Ben Simon: An issue of hunger in America is not in the scope of the millions of pounds each year being wasted, it's in the scope of billions. We're not making change fast enough, we need to see a cultural shift, we need to see an industry wide shift, every restaurant, every caterer, dinging hall, every food business should be donating it's extra food.
My name is Ben Simon, I am the founder and executive director of Food Recovery Network. We take food from college campus dining halls that would otherwise get thrown away at the end of the day and donate that food to hungry Americans. Nations ... featured us in a video a couple of months ago and we got an outstanding online response, actually had over 440 students see the video and apply online to start Food Recovery Network chapters at their college.
This is a lot of food.
We've been building off of this momentum to now announce the launch of our new certification program call Food Recovery Certified. Which is the first National Certification program to recognize and reward businesses like caterers, restaurants, dining halls, grocery stores, and others that are doing the right thing by donating their extra food in their community to those in need.
Cara Mayo: My name is Cara Mayo I'm from Food Recovery Network, I'm calling on behalf of Starbucks they have requested to become Food Recovery Certified. 81% of consumers worldwide want their businesses to be associated with an environmental or social cause. They want the effects of it to be felt in their home, in their community.
If the company is already recovering their food to a local non profit, then all they need to do is go online fill out our form.
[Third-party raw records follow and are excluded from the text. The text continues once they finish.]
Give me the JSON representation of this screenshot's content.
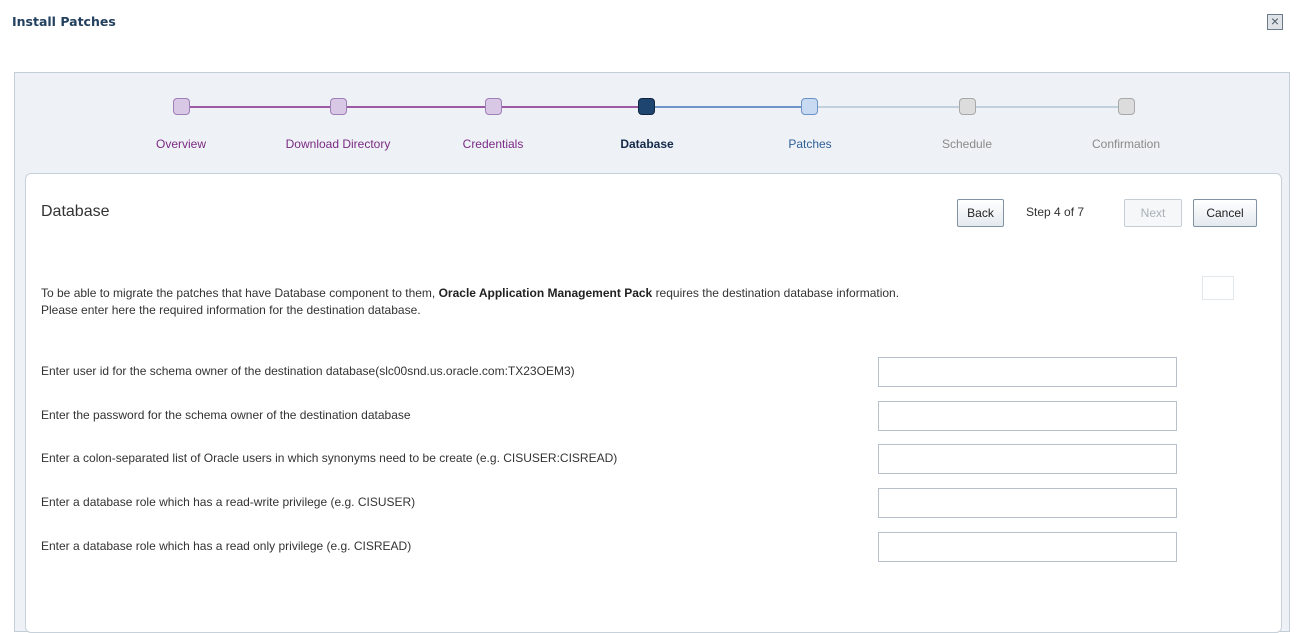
{
  "dialog": {
    "title": "Install Patches"
  },
  "train": {
    "steps": [
      {
        "label": "Overview",
        "state": "visited"
      },
      {
        "label": "Download Directory",
        "state": "visited"
      },
      {
        "label": "Credentials",
        "state": "visited"
      },
      {
        "label": "Database",
        "state": "current"
      },
      {
        "label": "Patches",
        "state": "next"
      },
      {
        "label": "Schedule",
        "state": "disabled"
      },
      {
        "label": "Confirmation",
        "state": "disabled"
      }
    ]
  },
  "panel": {
    "title": "Database",
    "back_label": "Back",
    "step_text": "Step 4 of 7",
    "next_label": "Next",
    "cancel_label": "Cancel"
  },
  "intro": {
    "line1_before": "To be able to migrate the patches that have Database component to them,",
    "line1_bold": "Oracle  Application Management Pack",
    "line1_after": "requires the destination database information.",
    "line2": "Please enter here the required information for the destination database."
  },
  "fields": [
    {
      "label": "Enter user id for the schema owner of the destination database(slc00snd.us.oracle.com:TX23OEM3)",
      "value": ""
    },
    {
      "label": "Enter the password for the schema owner of the destination database",
      "value": ""
    },
    {
      "label": "Enter a colon-separated list of Oracle users in which synonyms need to be create  (e.g. CISUSER:CISREAD)",
      "value": ""
    },
    {
      "label": "Enter a database role which has a read-write privilege (e.g. CISUSER)",
      "value": ""
    },
    {
      "label": "Enter a database role which has a read only privilege (e.g. CISREAD)",
      "value": ""
    }
  ],
  "colors": {
    "visited": "#7b2a84",
    "current": "#13284a",
    "next": "#2e5e96",
    "disabled": "#8a8a8a"
  },
  "icons": {
    "close": "close-x-icon"
  }
}
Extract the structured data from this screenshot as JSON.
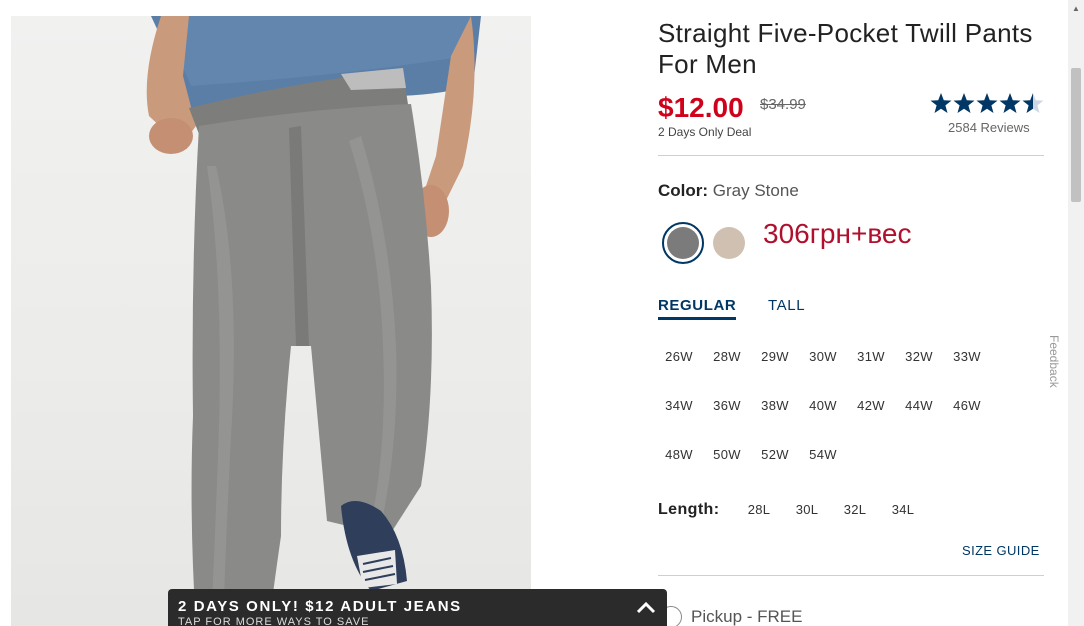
{
  "product": {
    "title": "Straight Five-Pocket Twill Pants For Men",
    "sale_price": "$12.00",
    "original_price": "$34.99",
    "deal_text": "2 Days Only Deal",
    "rating": 4.5,
    "reviews": "2584 Reviews",
    "color_label": "Color:",
    "color_value": "Gray Stone",
    "annotation": "306грн+вес"
  },
  "swatches": [
    {
      "name": "Gray Stone",
      "color": "#7b7b7b",
      "selected": true
    },
    {
      "name": "Khaki",
      "color": "#cfc0b1",
      "selected": false
    }
  ],
  "fit_tabs": [
    "REGULAR",
    "TALL"
  ],
  "waist_sizes": [
    "26W",
    "28W",
    "29W",
    "30W",
    "31W",
    "32W",
    "33W",
    "34W",
    "36W",
    "38W",
    "40W",
    "42W",
    "44W",
    "46W",
    "48W",
    "50W",
    "52W",
    "54W"
  ],
  "length_label": "Length:",
  "length_sizes": [
    "28L",
    "30L",
    "32L",
    "34L"
  ],
  "size_guide": "SIZE GUIDE",
  "pickup": "Pickup - FREE",
  "feedback": "Feedback",
  "promo": {
    "headline": "2 DAYS ONLY! $12 ADULT JEANS",
    "subtext": "TAP FOR MORE WAYS TO SAVE"
  },
  "colors": {
    "sale": "#d0021b",
    "navy": "#003764",
    "annotation": "#b0102d"
  }
}
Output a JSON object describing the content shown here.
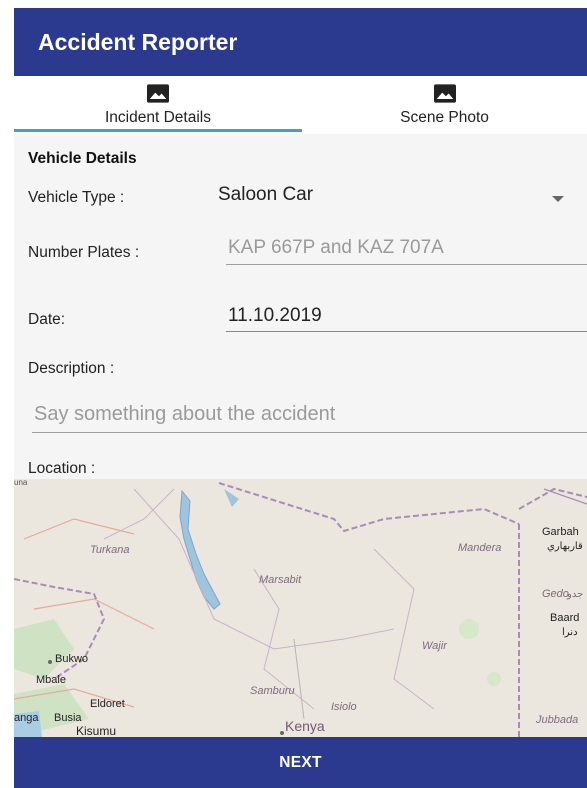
{
  "appbar": {
    "title": "Accident Reporter",
    "color": "#2b3a8f"
  },
  "tabs": [
    {
      "label": "Incident Details",
      "icon": "image-icon",
      "selected": true
    },
    {
      "label": "Scene Photo",
      "icon": "image-icon",
      "selected": false
    }
  ],
  "form": {
    "section_title": "Vehicle Details",
    "vehicle_type": {
      "label": "Vehicle Type :",
      "value": "Saloon Car"
    },
    "number_plates": {
      "label": "Number Plates :",
      "placeholder": "KAP 667P and KAZ 707A"
    },
    "date": {
      "label": "Date:",
      "value": "11.10.2019"
    },
    "description": {
      "label": "Description :",
      "placeholder": "Say something about the accident"
    },
    "location": {
      "label": "Location :"
    }
  },
  "map": {
    "places": [
      "Turkana",
      "Marsabit",
      "Mandera",
      "Garbah",
      "Gedo",
      "Baard",
      "Wajir",
      "Bukwo",
      "Samburu",
      "Isiolo",
      "Mbale",
      "Eldoret",
      "Busia",
      "Kenya",
      "Kisumu",
      "Jubbada"
    ],
    "arabic_labels": [
      "قاربهاري",
      "جدو",
      "دنرا"
    ],
    "partial_labels": [
      "anga",
      "una"
    ]
  },
  "footer": {
    "next_label": "NEXT"
  }
}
I call their local non profit and make sure they are recovering their unsold surplus food, then I send them an E-mail saying congratulations, you're Food Recovery Certified.
Here is a high resolution digital copy of our logo that they can use to advertise in whatever way they choose to, and then I mail a window sticker to them that they can put in their establishment.
Kristin: Being Food Recovery Certified was a conscious, thoughtful decision to give nutritious food to people who need it and not be an after thought .. something we can do on a regular basis that helps others in our neighborhood.
I think that a lot of customers are very sensitive to where the food comes from and how it's sourced, but they don't always know at the end of it's life what happens to the food. Does it go into the compost bin? I think most people think that's the most sustainable way to handle the food, but actually if you can feed someone, that has a lot of value.
Marvin: I really appreciate it. Especially this last winter, it was really cold out. It was nice to have hot coffee, hot chocolate, hot food. it's a full course meal. It's not like you're being fed little portions, because there is plenty of food.
Ben: In 2015 there's supposed to be nine and a half billion people in the world. How are we going to feed nine and a half billion people in 2015? I think the solution isn't necessarily, how could we learn to grow more food? It's, how can we not waste half of our food? How can we close that loop and get some of that food into the mouths of the people who need it the most? Nobody deserves to be hungry, especially not in America.There may be small errors in this transcript.